- Hop up and down with the pack. If the pack shifts greatly, try lowering and cinching the shoulder straps and tightening the sternum strap. The pack should be loose enough on the shoulders so you can walk easily, but snug enough so the load doesn’t shift as you walk.
In all of these checks, a knowledgeable store clerk (ideally one who is a backpacker) or a companion who is an experienced backpacker will be an invaluable help. If you need assistance in picking a pack, Troop adults and senior Scouts will be glad to assist and provide advice.
Traps to Avoid
There are a few common pitfalls you may encounter when buying a pack. The most common pitfall is buying a pack that doesn’t fit well – see above – but these are some other issues which deserve special note.
- Fit matters more than features. Most backpacking the Troop does requires a fairly low-end backpack – something with good construction, a comfortable fit, a well-padded waistbelt, and not a whole lot else. Things like map pockets are handy, but they’re not worth blowing your budget. Other advertised features, like ice axe loops, just aren’t relevant for Ohio backpacking.
- Beware of military surplus. Some military surplus gear is wonderful. However, many military surplus backpacks are not. Military backpack frames are frequently designed to fit over a layer of body armor, which Scouts aren’t typically wearing. Because of these, these packs ride well away from the body and often have unpadded surfaces which rub against the hips and shoulders. Apply the same fit rules above to any military surplus equipment.

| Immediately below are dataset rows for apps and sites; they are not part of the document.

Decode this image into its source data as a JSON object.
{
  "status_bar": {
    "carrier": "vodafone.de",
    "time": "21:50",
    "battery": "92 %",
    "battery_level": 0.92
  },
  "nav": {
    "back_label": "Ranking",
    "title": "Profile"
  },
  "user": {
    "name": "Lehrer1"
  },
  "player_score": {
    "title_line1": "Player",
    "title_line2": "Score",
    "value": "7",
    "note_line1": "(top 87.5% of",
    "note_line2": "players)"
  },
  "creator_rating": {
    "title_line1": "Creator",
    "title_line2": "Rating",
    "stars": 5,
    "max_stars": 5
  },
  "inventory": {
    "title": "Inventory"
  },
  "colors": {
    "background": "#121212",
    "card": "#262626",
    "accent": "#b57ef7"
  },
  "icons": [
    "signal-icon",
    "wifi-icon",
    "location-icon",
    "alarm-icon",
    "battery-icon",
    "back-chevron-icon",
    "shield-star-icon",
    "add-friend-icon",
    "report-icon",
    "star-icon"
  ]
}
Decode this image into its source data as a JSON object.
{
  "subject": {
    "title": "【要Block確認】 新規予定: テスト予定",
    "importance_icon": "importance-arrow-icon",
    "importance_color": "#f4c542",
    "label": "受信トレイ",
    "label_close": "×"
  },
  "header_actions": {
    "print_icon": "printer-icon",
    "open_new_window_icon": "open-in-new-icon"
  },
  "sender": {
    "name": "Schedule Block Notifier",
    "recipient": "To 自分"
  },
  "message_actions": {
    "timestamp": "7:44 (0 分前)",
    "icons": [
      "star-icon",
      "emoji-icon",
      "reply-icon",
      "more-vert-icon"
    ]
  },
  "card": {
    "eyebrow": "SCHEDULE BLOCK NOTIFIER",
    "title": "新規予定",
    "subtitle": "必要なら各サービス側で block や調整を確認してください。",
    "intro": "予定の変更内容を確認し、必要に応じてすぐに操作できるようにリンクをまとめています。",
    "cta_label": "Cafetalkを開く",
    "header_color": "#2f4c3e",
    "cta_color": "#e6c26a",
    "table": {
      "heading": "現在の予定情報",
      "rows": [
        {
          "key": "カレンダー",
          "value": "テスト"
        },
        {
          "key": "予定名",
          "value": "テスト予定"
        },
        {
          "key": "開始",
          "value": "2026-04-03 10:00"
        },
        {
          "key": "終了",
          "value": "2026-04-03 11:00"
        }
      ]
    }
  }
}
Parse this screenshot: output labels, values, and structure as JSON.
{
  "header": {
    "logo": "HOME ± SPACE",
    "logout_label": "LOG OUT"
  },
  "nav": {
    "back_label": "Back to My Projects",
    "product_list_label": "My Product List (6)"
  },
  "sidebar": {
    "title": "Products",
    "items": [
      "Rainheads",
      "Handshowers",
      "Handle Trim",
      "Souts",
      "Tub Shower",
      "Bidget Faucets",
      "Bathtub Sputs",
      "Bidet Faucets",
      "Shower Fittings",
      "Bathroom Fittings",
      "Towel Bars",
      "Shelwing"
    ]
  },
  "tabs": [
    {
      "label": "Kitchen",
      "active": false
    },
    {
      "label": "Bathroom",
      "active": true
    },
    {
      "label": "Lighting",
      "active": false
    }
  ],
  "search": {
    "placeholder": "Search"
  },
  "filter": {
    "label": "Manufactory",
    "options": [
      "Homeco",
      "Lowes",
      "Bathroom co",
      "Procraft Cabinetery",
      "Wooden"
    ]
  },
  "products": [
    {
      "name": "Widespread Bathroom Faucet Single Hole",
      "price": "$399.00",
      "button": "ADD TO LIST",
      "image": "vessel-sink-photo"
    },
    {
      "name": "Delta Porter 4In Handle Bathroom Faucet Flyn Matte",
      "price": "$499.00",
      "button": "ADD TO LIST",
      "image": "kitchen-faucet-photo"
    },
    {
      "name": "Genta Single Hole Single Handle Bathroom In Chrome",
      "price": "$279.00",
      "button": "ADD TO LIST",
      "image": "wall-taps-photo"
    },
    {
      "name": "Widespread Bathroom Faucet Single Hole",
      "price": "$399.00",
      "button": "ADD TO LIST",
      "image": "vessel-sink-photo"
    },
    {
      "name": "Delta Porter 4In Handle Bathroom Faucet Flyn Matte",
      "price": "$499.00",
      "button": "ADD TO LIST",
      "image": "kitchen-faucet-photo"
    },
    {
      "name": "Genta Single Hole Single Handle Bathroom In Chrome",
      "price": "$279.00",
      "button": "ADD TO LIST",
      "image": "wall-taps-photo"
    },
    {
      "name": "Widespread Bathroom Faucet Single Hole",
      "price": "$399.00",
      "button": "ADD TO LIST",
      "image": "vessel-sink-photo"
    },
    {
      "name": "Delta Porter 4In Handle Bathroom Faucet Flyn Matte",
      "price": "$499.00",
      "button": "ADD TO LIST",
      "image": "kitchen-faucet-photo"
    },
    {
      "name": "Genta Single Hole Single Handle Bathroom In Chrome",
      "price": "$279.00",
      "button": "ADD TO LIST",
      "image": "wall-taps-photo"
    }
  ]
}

- Get a pack cover. Backpacks are “water resistant,” not waterproof. After a rainy hike, the difference between the two is a wet sleeping bag and a soaking set of clothes. If you’re buying a pack, you may want to get a waterproof pack cover that you can fit over the pack to help keep the contents dry. You can also use a small tarp and ropes or a heavy-weight garbage bag to improvise a pack cover cheaply. Whatever cover you use, just make sure it fits before getting on the trail.
- Don’t use bungee cords. If you get an external frame pack, you’ll need a way to strap your sleeping gear and tent onto the outside of the pack. It may be tempting to use short bungee cords, but this is a decision you’ll regret on the trail. Bungee cords let the load bounce up and down, sucking up energy every step of the way. Bungee cords also have a nasty habit of slipping and working loose on the trail. Instead, either use nylon pack straps with a plastic buckle or use a length of lightweight rope and practice your knots.